In Kitongo, if kids miss lunch at school (six did yesterday), they can’t just dig into their backpack for a granola bar or go back home and grab a cookie from the shelf. Yet regardless of how little they have, these kids persevere in their enthusiasm and the eagerness with which they tackle everyday activities. Every boy and girl at this school will respond to your greeting with a smile. As long as they have the basic necessities for survival, they are happy. So, the next time I shop online for a new sweater or order a meal at a restaurant, I will pause and remember their smiles and Esther. I will think of that dinnertime moment before using things I don’t necessarily need. I have this bizarre belief that if we, people living in developed countries, all slightly altered our perspective on spending in this way, global issues (poverty—water and sanitation, malnutrition, lack of education etc.) would slowly be improved. Realistically, there are too many factors—foreign investment in exploitative industries, the history of regions—that play into creating these issues for them to be solved through service only. This is why altering my everyday mindset seems more important to me than donating money to NGOs. (I am not saying, however, that donating money to NGOs is pointless—I could never say that after my experience here). If the people here can live with so little, surely I can restrict myself, and, by restricting myself, I may break the vicious cycle that drives these people into poverty in the first place.
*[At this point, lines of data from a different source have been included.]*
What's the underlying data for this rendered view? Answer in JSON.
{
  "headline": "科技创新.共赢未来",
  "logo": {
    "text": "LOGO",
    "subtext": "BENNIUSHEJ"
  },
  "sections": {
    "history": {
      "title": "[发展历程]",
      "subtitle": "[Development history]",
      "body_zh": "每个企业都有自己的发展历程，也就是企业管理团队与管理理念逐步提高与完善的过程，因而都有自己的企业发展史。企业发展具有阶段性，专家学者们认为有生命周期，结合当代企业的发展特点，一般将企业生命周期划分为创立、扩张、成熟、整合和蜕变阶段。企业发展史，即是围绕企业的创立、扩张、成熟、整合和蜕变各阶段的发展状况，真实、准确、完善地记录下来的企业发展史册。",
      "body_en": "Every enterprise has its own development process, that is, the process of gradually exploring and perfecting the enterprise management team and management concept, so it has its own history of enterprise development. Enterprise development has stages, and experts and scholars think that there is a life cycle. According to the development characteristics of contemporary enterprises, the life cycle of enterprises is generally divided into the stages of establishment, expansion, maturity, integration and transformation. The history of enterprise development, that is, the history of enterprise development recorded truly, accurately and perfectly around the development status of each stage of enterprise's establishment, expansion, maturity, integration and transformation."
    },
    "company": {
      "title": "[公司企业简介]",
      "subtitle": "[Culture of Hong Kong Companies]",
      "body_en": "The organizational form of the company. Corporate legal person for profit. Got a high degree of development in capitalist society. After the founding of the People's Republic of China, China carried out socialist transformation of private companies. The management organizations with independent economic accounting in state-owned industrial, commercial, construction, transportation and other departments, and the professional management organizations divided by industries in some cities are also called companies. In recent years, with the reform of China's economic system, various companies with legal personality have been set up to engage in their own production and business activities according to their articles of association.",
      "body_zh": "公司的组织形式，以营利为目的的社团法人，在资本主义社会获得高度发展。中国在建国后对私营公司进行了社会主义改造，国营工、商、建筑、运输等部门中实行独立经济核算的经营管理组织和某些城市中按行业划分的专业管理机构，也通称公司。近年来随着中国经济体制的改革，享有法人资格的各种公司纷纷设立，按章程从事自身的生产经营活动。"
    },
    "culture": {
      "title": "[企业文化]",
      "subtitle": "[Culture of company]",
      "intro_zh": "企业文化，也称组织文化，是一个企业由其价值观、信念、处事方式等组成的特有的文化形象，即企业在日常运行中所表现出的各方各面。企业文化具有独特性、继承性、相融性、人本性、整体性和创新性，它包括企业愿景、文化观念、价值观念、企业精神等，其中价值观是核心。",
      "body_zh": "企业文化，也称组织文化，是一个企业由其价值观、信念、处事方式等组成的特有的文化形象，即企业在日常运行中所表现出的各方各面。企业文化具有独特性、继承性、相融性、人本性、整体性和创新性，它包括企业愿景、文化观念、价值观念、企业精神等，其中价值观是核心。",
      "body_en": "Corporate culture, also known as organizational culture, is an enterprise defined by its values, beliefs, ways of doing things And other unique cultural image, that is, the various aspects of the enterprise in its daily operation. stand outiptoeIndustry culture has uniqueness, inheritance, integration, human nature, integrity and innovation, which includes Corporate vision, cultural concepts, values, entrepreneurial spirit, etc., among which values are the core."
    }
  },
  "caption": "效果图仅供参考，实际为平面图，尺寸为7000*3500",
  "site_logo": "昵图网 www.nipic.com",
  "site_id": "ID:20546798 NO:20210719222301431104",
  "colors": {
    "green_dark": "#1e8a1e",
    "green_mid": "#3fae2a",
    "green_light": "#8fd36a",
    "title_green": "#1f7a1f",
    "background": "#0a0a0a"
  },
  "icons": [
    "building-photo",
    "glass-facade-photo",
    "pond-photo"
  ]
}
I hope the point I was making above made at least a little bit of sense. Before ending this blog post, I wanted to turn back to one more aspect of this moment with Esther. The reason why my ratio of bean to rice seemed off to her was because it did not adhere to local standards. As Chris, the founder of JBFC, explained to us, starch is a major part of people’s diet in Tanzania. The way in which people abide to tradition is reflected in other aspects of Tanzanian life. During village night, for instance, we were exposed to the typical Tanzanian household, in which three or four generations live together. This adherence to tradition made me wonder about the extent of the impact the Joseph and Mary School (the school at JBFC) is actually having on students. Students are gaining the knowledge they need to pursue a career in a higher field of work, but will they actually leave the Kitongo region? And if they stay, will they have access, in their village, to the necessary resources for a future professional career?
I posed these questions to Chris and, before giving me his answer, he explained the reality of the situation to me: there is a movement of youth to urban areas in Tanzania. However, a lack of opportunity is working against this movement. Last year, there were 25,000 university graduates, but only 3,000 openings in jobs suited to their level of education. Nonetheless, Chris believes, the primary and secondary education at the J&M School provides boys and girls with thinking-power and an understanding of their own situation necessary for just getting by and advancing in life. Not all the students will become prosperous businessmen, but they will have enough knowledge to exceed in traditional job positions. Just like us, the skills they learn may not necessarily be tangible, but they will shape what they do in the future.